Yes, my kids are brats. And I bet you were, too
"What's wrong with him?" Dad asked.
"It's not Christmas," I said.
"They were decorating at school today, and he doesn't get that he doesn't get to go shopping and wrap presents today. I told him he could help with cards, but he says that's boring."
The crying continued until, five minutes later, Boots sat down and dozed off. Fatigue is the only reason he ever throws a fit these days. No, that's not an excuse. It's a fact. Little people get tired - even if they've slept a solid 10 hours every night - and react with frustration that turns quickly to tears.
And it's not indulgent or soft parenting to put up with it. Neither is it, as some would say, an epidemic. At least, it's not where I hang out.
It must be in some places, though.
"Holy terrors and their lax parents are disturbing the peace in airports and restaurants, grocery stores and schools," one writer says.
"I've been to house parties where the parents are basically flattened, frightened, against the walls while the children rampage around like a savage horde of sugar-buzzed, hyperactive Huns," another complains.
"Control your kids in public. Park your stroller efficiently. Don't block aisles and sidewalks when you can avoid it. And if your kids can't behave, keep them home. That should be one of the many sacrifices that came with your choice - not a newly given 'right' to inflict bad kids on good people," a story commenter lectures.
Yes, other than a select few coffee shops and the grocery store, I mostly kept the kids home for many, many years. We've reached the point now where we can enjoy a quick sit-down meal but it took training.
I remember carrying both kids, one under each arm, out of a fast-food chain when they were 1 and 3 because Big Guy would not behave. You probably remember only the ruckus the brats made, though, and not the swift action taken to end your agony. I've walked out of grocery stores, leaving fully loaded carts behind. Sorry about that, stock people. I know it was rude, but it beat the alternative.
I've admonished Big Guy for kicking the airplane seat in front of him, and I was telling him to quit before the lady in front of him turned around to shoot me the stink eye. He complied the second time, which wasn't bad for a 3-year-old. I don't know what she expected me to do - dose him up with Benadryl before the flight?
Yes, I've seen the other side, too. A couple, both doctors, who would let their children smash pasta and crackers into the carpet at a nice sit-down restaurant, not once, but every time they dined there. The kids were school age, but obviously not old enough to sit through a two-hour meal.
This happened in the 1980s, though, so clearly children rampaging "like a savage horde of sugar-buzzed, hyperactive Huns" is nothing new.
We're in a transition stage now, where things that used to work no longer do. For years I'd set a timer to signal the exchange of a coveted toy but then I realized that was me making decisions they needed to learn how to negotiate. Now I try to coach them through it, stressing that they need to work it out, but when the brawl erupts anyway they both get two-minute "quiet" time outs. Positive alone isn't enough - I occasionally need a stick along with the carrot.

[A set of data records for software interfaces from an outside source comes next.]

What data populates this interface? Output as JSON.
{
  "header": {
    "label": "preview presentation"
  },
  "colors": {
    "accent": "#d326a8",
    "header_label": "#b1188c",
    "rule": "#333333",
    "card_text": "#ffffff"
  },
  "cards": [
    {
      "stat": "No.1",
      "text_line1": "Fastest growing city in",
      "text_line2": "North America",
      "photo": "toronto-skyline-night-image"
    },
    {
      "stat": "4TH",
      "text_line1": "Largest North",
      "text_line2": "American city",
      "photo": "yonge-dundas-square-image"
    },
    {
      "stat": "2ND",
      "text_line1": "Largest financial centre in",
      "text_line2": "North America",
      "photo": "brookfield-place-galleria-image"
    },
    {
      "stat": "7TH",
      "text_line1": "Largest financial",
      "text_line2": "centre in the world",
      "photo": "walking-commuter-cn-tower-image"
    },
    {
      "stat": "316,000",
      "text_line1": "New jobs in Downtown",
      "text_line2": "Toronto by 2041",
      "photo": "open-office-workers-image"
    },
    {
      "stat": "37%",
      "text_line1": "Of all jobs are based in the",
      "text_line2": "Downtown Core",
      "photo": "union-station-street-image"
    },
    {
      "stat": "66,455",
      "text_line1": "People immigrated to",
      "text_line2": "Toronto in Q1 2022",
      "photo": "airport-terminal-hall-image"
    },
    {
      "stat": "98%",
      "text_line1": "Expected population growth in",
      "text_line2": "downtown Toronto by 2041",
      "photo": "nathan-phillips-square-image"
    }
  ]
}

Is the new approach working? Not if you judge by the sound of it.
And that's the problem with those on the outside looking in. They're seeing snapshots - mortar rounds of unruliness, sniper volleys of snark. They're condemning, not just one family but all of us, based on their limited vision.
As for the Hun-spotter, if he'd like to gaze at the guys with "beady, bloodshot, malice-filled eyes," he's welcome to go for it. I guarantee you, though, his return will be resentment, not compliance. As a bonus for me, in the future the guys would probably happily suffer their quiet time outs and discover that mean mom's not really all that mean.
Copyright 2009 Debra Legg. All rights reserved.